The relevant excerpt from the Attorney General's Guidelines is quoted in the majority opinion. Those guidelines, promulgated in January 1999, provide that states are not mandated to require registration for juveniles who are adjudicated delinquents, even if the conduct on which the adjudication is based would give rise to a registration requirement if engaged in by an adult.
I believe it necessary to clarify that, in light of the express purpose for legislative enactment of N.J.S.A. 2C:7-2(g), the present opinion is correct because it does not conflict with the existing federal guidelines.

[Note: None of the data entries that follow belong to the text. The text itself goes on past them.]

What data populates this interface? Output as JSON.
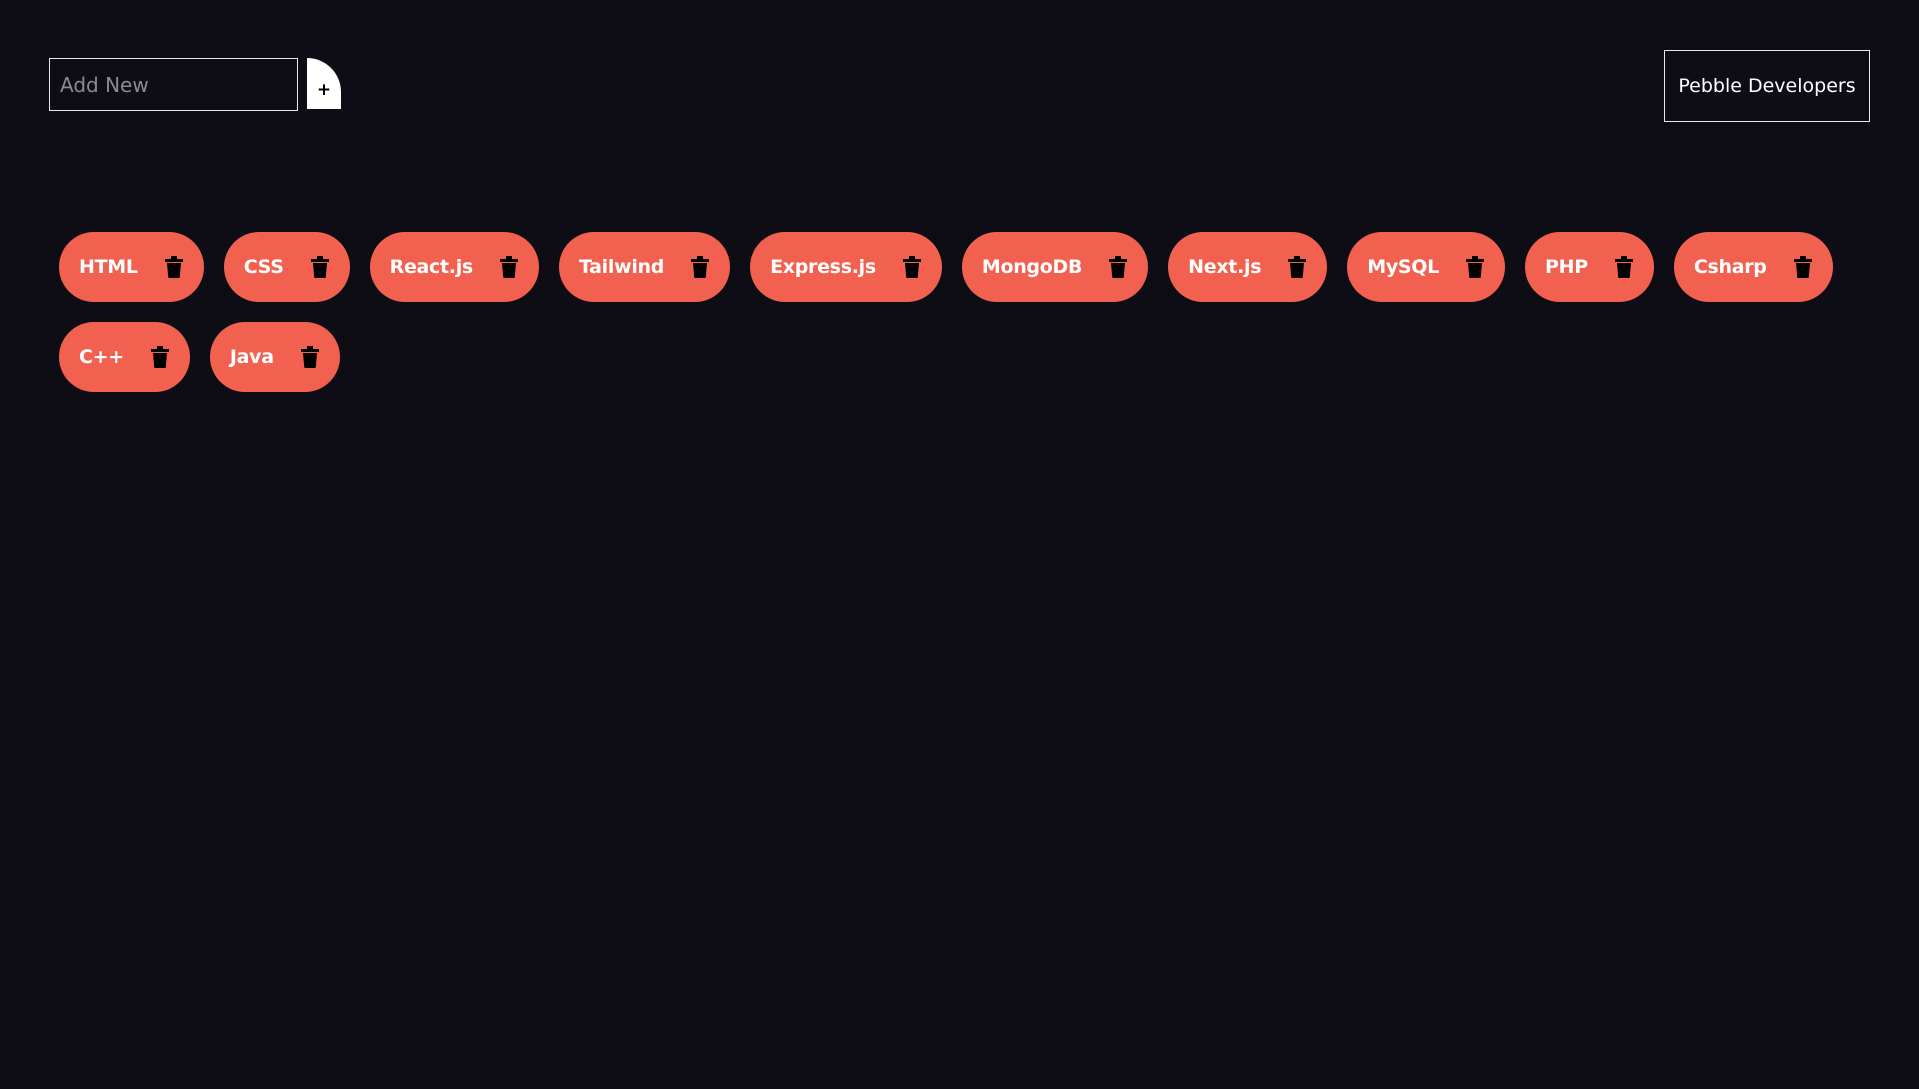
{
  "form": {
    "input_placeholder": "Add New",
    "add_label": "+"
  },
  "header": {
    "brand_label": "Pebble Developers"
  },
  "tags": [
    {
      "label": "HTML"
    },
    {
      "label": "CSS"
    },
    {
      "label": "React.js"
    },
    {
      "label": "Tailwind"
    },
    {
      "label": "Express.js"
    },
    {
      "label": "MongoDB"
    },
    {
      "label": "Next.js"
    },
    {
      "label": "MySQL"
    },
    {
      "label": "PHP"
    },
    {
      "label": "Csharp"
    },
    {
      "label": "C++"
    },
    {
      "label": "Java"
    }
  ],
  "icons": {
    "delete": "trash-icon"
  },
  "colors": {
    "background": "#0e0d16",
    "tag": "#f26150",
    "tag_text": "#ffffff",
    "icon": "#000000"
  }
}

My concern arises because the"Definitions" section of the Wetterling Act, 42 U.S.C.A. § 14071(a)(3), designates the kind of offenses against minors for which the Attorney General is required to establish guidelines. Subparagraph (A) defines a"criminal offense against a victim who is a minor," to include, inter alia, criminal sexual conduct toward a minor; solicitation of a minor to engage in sexual conduct; and any conduct that by its nature is a sexual offense against a minor. Subparagraph (B) defines the term"sexually violent offense" to include aggravated sexual abuse or sexual abuse. Subparagraphs (A) and (B) are set forth below.*fn1
For the purposes of subparagraph (A), perpetrators eighteen years of age or younger are excluded from being considered as having committed a criminal offense when their conduct"is criminal only because of the age of the victim." (Emphasis provided.) Moreover, the definition of a"sexually violent offense" in subparagraph (B) contains no such exception directed at the perpetrator's age. In the cases of both L.E. and R.O., their offenses, if committed by an adult, would have constituted the crime of second degree sexual assault involving an act of sexual penetration with the use of physical force or coercion. N.J.S.A. 2C:14-2c(1).
I wish to imply no discontent with the present Wetterling guidelines. Indeed, I applaud their policy. The language of the underlying statute, however, causes me to raise the qualifying observation that our opinion should be deemed controlling for future juvenile registrants only so long as those guidelines remain consistent.